▶ [What this task involves]:
Every line in the records below with the string "review" is to be copied out.
········
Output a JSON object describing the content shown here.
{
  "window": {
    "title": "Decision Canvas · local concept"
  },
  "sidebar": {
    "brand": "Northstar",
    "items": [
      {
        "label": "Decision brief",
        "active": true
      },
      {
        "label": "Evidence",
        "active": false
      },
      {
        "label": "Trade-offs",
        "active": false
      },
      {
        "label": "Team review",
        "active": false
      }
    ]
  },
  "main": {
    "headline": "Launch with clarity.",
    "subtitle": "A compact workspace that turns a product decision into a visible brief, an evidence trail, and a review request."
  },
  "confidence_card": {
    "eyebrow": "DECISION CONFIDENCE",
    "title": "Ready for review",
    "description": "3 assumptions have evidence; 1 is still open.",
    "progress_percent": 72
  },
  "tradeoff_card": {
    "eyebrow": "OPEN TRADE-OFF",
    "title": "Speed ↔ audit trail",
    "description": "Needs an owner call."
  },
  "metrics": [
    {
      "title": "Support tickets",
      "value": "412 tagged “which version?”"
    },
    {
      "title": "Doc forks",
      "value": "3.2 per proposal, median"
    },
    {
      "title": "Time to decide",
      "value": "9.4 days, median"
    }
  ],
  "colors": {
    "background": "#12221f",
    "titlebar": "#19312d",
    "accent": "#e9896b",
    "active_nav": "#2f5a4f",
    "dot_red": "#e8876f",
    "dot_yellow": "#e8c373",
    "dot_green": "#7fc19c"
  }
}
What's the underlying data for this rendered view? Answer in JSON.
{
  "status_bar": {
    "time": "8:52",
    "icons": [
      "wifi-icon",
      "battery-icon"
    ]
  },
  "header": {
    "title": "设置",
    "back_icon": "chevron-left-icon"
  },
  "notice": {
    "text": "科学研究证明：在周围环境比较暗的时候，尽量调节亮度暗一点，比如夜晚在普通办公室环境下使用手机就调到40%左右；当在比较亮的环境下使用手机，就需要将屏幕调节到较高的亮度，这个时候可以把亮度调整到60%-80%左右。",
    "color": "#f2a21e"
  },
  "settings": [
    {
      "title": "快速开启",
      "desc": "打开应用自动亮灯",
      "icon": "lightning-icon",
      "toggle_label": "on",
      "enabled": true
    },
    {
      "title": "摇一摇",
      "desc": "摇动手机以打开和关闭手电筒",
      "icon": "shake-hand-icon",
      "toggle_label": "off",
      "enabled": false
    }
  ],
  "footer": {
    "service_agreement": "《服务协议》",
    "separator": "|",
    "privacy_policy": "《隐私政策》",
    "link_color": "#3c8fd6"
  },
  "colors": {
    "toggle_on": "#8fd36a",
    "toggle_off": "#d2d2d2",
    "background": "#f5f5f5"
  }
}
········
▶ [Task response]:
        "label": "Team review",
    "subtitle": "A compact workspace that turns a product decision into a visible brief, an evidence trail, and a review request."
    "title": "Ready for review",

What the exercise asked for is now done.